However, there is another possible interpretation. This social science can be seen as knowledge guiding human action towards the creation of future opportunities. This then would be a science as Dewey envisaged it. This interpretation is arrived at if we see this social science not as requesting certainty from a philosophical epistemology but as constructing certainty itself by its conjoint observation-intervention. The cognitive process at work in data production, statistical procedures and processes of classiWcation, as they are characteristic of contemporary social science, is not merely descriptive; it involves a labour of making equal, an ‘investment in form’ (Thévenot, 1985: 26).

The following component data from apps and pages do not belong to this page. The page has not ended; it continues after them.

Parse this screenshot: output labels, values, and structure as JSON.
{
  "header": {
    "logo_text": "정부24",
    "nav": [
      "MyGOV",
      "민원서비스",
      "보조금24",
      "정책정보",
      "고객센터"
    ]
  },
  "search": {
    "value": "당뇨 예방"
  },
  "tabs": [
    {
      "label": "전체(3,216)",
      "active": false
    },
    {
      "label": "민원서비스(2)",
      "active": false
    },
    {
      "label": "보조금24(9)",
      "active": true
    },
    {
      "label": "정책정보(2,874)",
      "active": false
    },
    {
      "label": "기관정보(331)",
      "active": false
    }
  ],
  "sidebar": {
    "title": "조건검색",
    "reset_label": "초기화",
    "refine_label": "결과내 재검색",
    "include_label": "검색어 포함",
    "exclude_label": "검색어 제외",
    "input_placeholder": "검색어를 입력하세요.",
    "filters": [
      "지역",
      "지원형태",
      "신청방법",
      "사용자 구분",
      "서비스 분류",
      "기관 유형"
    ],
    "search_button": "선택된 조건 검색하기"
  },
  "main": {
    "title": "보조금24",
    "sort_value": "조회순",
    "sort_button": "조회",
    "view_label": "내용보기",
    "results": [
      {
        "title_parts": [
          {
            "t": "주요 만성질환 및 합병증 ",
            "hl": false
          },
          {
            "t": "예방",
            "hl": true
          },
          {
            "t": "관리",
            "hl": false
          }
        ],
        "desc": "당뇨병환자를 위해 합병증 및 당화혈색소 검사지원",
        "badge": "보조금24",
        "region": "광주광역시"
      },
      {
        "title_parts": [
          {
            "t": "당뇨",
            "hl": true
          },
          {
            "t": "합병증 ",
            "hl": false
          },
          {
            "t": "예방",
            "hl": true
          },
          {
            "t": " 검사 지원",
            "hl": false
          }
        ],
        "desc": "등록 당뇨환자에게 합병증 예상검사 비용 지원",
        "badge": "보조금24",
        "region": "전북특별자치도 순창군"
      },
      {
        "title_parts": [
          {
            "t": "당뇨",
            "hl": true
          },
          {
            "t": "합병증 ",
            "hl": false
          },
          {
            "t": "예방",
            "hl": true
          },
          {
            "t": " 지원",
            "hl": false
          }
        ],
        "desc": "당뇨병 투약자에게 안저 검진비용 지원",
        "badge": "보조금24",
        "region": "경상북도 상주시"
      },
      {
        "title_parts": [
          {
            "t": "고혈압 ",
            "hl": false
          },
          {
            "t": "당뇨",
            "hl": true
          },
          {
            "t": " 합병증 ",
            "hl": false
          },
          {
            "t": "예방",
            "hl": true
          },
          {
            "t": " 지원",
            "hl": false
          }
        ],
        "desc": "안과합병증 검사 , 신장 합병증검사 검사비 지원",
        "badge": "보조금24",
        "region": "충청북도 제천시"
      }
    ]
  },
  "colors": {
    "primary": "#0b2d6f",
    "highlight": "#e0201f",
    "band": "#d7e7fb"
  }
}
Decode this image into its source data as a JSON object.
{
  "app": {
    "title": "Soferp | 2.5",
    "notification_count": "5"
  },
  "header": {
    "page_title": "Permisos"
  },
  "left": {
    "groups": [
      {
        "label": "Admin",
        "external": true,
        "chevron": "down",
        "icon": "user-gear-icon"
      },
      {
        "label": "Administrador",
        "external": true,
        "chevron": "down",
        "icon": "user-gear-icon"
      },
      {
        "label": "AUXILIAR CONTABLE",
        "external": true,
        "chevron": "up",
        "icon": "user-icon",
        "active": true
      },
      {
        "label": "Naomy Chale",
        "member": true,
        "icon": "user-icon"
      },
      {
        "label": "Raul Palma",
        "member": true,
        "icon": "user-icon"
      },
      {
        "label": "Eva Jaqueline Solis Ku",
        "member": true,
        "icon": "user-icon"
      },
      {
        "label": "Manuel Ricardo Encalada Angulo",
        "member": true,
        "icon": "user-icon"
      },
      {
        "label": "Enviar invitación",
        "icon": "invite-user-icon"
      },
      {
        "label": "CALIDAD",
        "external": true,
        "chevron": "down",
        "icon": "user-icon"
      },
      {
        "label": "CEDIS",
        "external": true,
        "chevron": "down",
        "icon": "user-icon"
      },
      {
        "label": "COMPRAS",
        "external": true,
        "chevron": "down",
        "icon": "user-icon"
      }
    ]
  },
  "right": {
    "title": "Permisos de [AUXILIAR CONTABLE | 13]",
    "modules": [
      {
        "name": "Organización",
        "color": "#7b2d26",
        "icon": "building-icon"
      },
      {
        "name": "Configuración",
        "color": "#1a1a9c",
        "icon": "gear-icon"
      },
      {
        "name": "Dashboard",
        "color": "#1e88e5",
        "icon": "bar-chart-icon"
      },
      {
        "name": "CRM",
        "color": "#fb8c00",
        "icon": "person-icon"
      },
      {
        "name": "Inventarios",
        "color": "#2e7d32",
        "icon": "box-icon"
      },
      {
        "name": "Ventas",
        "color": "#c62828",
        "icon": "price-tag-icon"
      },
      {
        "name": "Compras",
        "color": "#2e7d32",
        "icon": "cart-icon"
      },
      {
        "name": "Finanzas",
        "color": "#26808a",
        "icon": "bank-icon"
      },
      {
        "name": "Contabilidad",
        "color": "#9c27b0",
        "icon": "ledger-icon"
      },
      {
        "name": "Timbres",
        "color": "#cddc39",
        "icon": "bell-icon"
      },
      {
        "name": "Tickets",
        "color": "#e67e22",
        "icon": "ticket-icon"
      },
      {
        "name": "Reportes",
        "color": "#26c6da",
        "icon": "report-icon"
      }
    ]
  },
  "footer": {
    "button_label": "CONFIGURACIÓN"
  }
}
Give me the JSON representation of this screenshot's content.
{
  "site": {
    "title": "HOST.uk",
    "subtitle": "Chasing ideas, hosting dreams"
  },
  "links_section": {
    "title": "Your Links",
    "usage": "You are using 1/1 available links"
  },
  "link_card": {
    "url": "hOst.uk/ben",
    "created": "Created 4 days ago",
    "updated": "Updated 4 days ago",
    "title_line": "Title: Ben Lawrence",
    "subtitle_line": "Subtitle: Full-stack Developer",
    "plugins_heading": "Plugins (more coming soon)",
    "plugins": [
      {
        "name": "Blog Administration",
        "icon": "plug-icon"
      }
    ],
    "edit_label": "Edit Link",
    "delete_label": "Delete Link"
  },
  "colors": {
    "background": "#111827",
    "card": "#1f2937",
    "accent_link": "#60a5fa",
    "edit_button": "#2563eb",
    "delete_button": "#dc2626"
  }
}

However, the situation of social theory and philosophy after this critique is only alluded to and never explicated. The observations above suggest the need for a historicization of epistemology rather than its overcoming. Epistemic claims need to be taken in their historical context to understand the problem they aim to address. The second conclusion after this critique may appear surprising, but to some extent it follows from the Wrst one. Despite its most recent appearance and its critical force, this theorizing cannot be taken to invalidate or supersede the other two modes.
On the one hand, this debate reXects increasing incoherence of social practices, in the sense in which coherence was deWned by the modernists: many practices tend to hold much less together (Wagner, 1996). On the other hand, this debate is exactly a response both to the kind of epistemological claims made in modernist social science, now deemed unjustiWable, and to the mode of concept-formation, now seen as involving reiWcation. The discourse on postmodernity criticizes modernist social science as being founded on notions, a priori, of the intelligibility of the social world, of the coherence of social practices and of the rationality of action.